Individual countries have critical roles to play in fighting doping as well. Subpoenas, interrogations, arrests, and seizures of physical evidence by national police agencies broke open the Festina scandal in 1998, revealed that more than 50 cyclists participated in Spanish doctor Eufemiano Fuentes’ blood-doping program in 2006, and last year finally caught Lance Armstrong. These cases were indispensable in raising awareness and driving sports to strengthen their own enforcement mechanisms, and every nation should be encouraged to pass tougher anti-doping laws and pursue more such investigations.
But such cases also show the limitations of fighting doping through national judicial proceedings. With the power to impose criminal sentences or financial penalties, courts of law are subject to stricter standards of proof and privacy than sporting tribunals, which can only suspend athletes from competition. Prosecutors can only charge those suspects they can prove are guilty beyond a reasonable doubt, and often are legally restricted from naming other suspects implicated by evidence of a lesser standard. Individual nations also have limited reach in prosecuting crimes committed by their athletes while competing in foreign countries, or by athletes who are foreign citizens.
National anti-doping agencies also have a key role in strengthening enforcement. But tennis is becoming a truly global sport, and many of the countries hosting tournaments and producing top-level players lack the resources to contribute meaningfully to the fight. Also, the potential still exists for individual nations to promote doping among their own athletes in a cynical attempt to boost national prestige through sports victories, as East Germany did in the 1980s.
Contributions by police agencies and anti-doping organizations based in individual nations are very important, but are inadequate by themselves.

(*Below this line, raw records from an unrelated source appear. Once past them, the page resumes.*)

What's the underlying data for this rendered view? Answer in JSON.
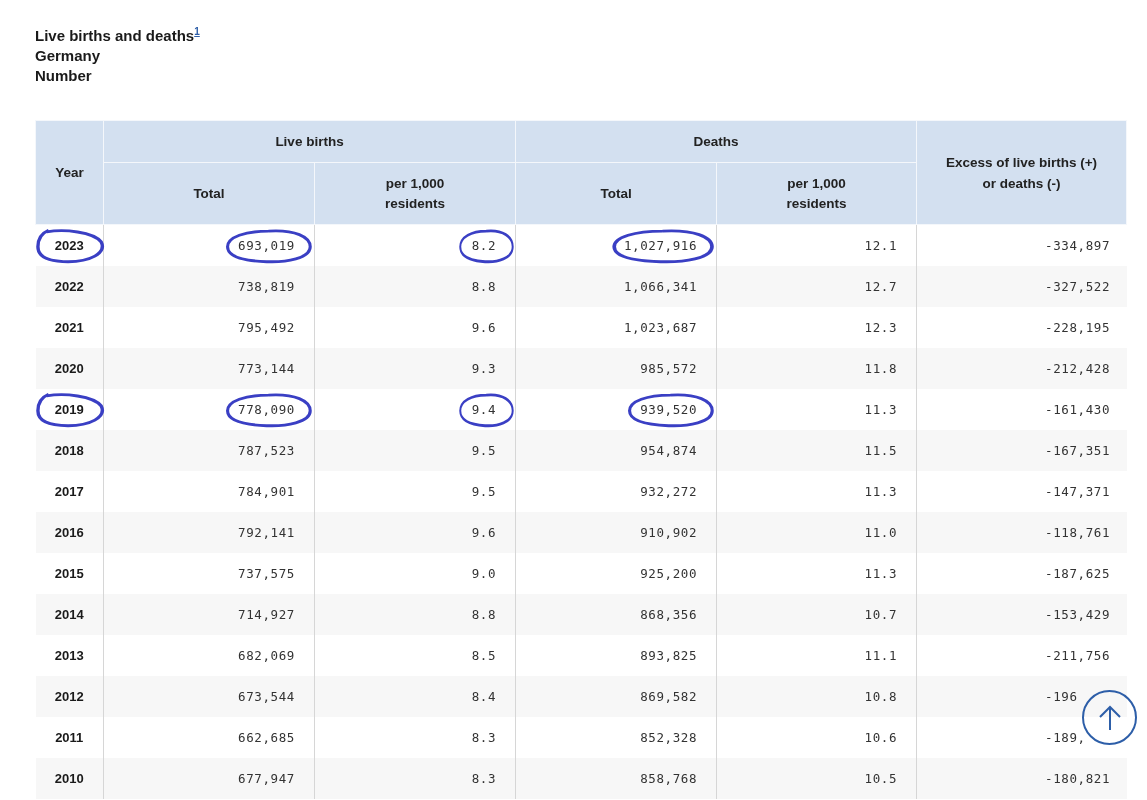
{
  "title": {
    "text": "Live births and deaths$^{1}$",
    "lines": [
      "Germany",
      "Number"
    ]
  },
  "table": {
    "year_heading": "Year",
    "groups": [
      {
        "label": "Live births",
        "columns": [
          "Total",
          "per 1,000 residents"
        ]
      },
      {
        "label": "Deaths",
        "columns": [
          "Total",
          "per 1,000 residents"
        ]
      }
    ],
    "excess_heading": "Excess of live births (+) or deaths (-)",
    "rows": [
      {
        "year": {
          "text": "2023",
          "circled": true
        },
        "cells": [
          {
            "text": "693,019",
            "circled": true
          },
          {
            "text": "8.2",
            "circled": true
          },
          {
            "text": "1,027,916",
            "circled": true
          },
          {
            "text": "12.1",
            "circled": false
          },
          {
            "text": "-334,897",
            "circled": false
          }
        ]
      },
      {
        "year": {
          "text": "2022",
          "circled": false
        },
        "cells": [
          {
            "text": "738,819",
            "circled": false
          },
          {
            "text": "8.8",
            "circled": false
          },
          {
            "text": "1,066,341",
            "circled": false
          },
          {
            "text": "12.7",
            "circled": false
          },
          {
            "text": "-327,522",
            "circled": false
          }
        ]
      },
      {
        "year": {
          "text": "2021",
          "circled": false
        },
        "cells": [
          {
            "text": "795,492",
            "circled": false
          },
          {
            "text": "9.6",
            "circled": false
          },
          {
            "text": "1,023,687",
            "circled": false
          },
          {
            "text": "12.3",
            "circled": false
          },
          {
            "text": "-228,195",
            "circled": false
          }
        ]
      },
      {
        "year": {
          "text": "2020",
          "circled": false
        },
        "cells": [
          {
            "text": "773,144",
            "circled": false
          },
          {
            "text": "9.3",
            "circled": false
          },
          {
            "text": "985,572",
            "circled": false
          },
          {
            "text": "11.8",
            "circled": false
          },
          {
            "text": "-212,428",
            "circled": false
          }
        ]
      },
      {
        "year": {
          "text": "2019",
          "circled": true
        },
        "cells": [
          {
            "text": "778,090",
            "circled": true
          },
          {
            "text": "9.4",
            "circled": true
          },
          {
            "text": "939,520",
            "circled": true
          },
          {
            "text": "11.3",
            "circled": false
          },
          {
            "text": "-161,430",
            "circled": false
          }
        ]
      },
      {
        "year": {
          "text": "2018",
          "circled": false
        },
        "cells": [
          {
            "text": "787,523",
            "circled": false
          },
          {
            "text": "9.5",
            "circled": false
          },
          {
            "text": "954,874",
            "circled": false
          },
          {
            "text": "11.5",
            "circled": false
          },
          {
            "text": "-167,351",
            "circled": false
          }
        ]
      },
      {
        "year": {
          "text": "2017",
          "circled": false
        },
        "cells": [
          {
            "text": "784,901",
            "circled": false
          },
          {
            "text": "9.5",
            "circled": false
          },
          {
            "text": "932,272",
            "circled": false
          },
          {
            "text": "11.3",
            "circled": false
          },
          {
            "text": "-147,371",
            "circled": false
          }
        ]
      },
      {
        "year": {
          "text": "2016",
          "circled": false
        },
        "cells": [
          {
            "text": "792,141",
            "circled": false
          },
          {
            "text": "9.6",
            "circled": false
          },
          {
            "text": "910,902",
            "circled": false
          },
          {
            "text": "11.0",
            "circled": false
          },
          {
            "text": "-118,761",
            "circled": false
          }
        ]
      },
      {
        "year": {
          "text": "2015",
          "circled": false
        },
        "cells": [
          {
            "text": "737,575",
            "circled": false
          },
          {
            "text": "9.0",
            "circled": false
          },
          {
            "text": "925,200",
            "circled": false
          },
          {
            "text": "11.3",
            "circled": false
          },
          {
            "text": "-187,625",
            "circled": false
          }
        ]
      },
      {
        "year": {
          "text": "2014",
          "circled": false
        },
        "cells": [
          {
            "text": "714,927",
            "circled": false
          },
          {
            "text": "8.8",
            "circled": false
          },
          {
            "text": "868,356",
            "circled": false
          },
          {
            "text": "10.7",
            "circled": false
          },
          {
            "text": "-153,429",
            "circled": false
          }
        ]
      },
      {
        "year": {
          "text": "2013",
          "circled": false
        },
        "cells": [
          {
            "text": "682,069",
            "circled": false
          },
          {
            "text": "8.5",
            "circled": false
          },
          {
            "text": "893,825",
            "circled": false
          },
          {
            "text": "11.1",
            "circled": false
          },
          {
            "text": "-211,756",
            "circled": false
          }
        ]
      },
      {
        "year": {
          "text": "2012",
          "circled": false
        },
        "cells": [
          {
            "text": "673,544",
            "circled": false
          },
          {
            "text": "8.4",
            "circled": false
          },
          {
            "text": "869,582",
            "circled": false
          },
          {
            "text": "10.8",
            "circled": false
          },
          {
            "text": "-196",
            "circled": false
          }
        ]
      },
      {
        "year": {
          "text": "2011",
          "circled": false
        },
        "cells": [
          {
            "text": "662,685",
            "circled": false
          },
          {
            "text": "8.3",
            "circled": false
          },
          {
            "text": "852,328",
            "circled": false
          },
          {
            "text": "10.6",
            "circled": false
          },
          {
            "text": "-189,",
            "circled": false
          }
        ]
      },
      {
        "year": {
          "text": "2010",
          "circled": false
        },
        "cells": [
          {
            "text": "677,947",
            "circled": false
          },
          {
            "text": "8.3",
            "circled": false
          },
          {
            "text": "858,768",
            "circled": false
          },
          {
            "text": "10.5",
            "circled": false
          },
          {
            "text": "-180,821",
            "circled": false
          }
        ]
      }
    ]
  }
}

The only way to deter every tennis player from doping is through a consistent international effort, and the only organizations in a position to make that effort are the ITF and WADA.
Investigation Before Accusation
The last fifteen years have shown that doping is more widespread and more sophisticated in more different sports than most people realized. Some tennis players have been caught doping. It isn’t clear whether other tennis players are getting away with doping. But it is clear that in the current environment, professional tennis players have both the incentive and the opportunity to dope. It’s unlikely that all of them are scrupulous enough to avoid the temptation.
As real as the problem is, fans should avoid accusing individual players on the basis of hunches, physical appearance, thinly explained absences from tournaments, or vaguely suspicious elements of circumstance. To accuse players of doping is to fundamentally condemn their characters and deny the significance of everything they have achieved. But as fans we must also demand that the institutions in tennis enforce the rules and investigate violations in a manner robust enough to reassure us that the competition we enjoy is healthy, genuine and fair.
No enforcement system will ever catch everyone, but stronger and better-funded testing and investigations can make doping risky enough and costly enough that most players will choose to play clean.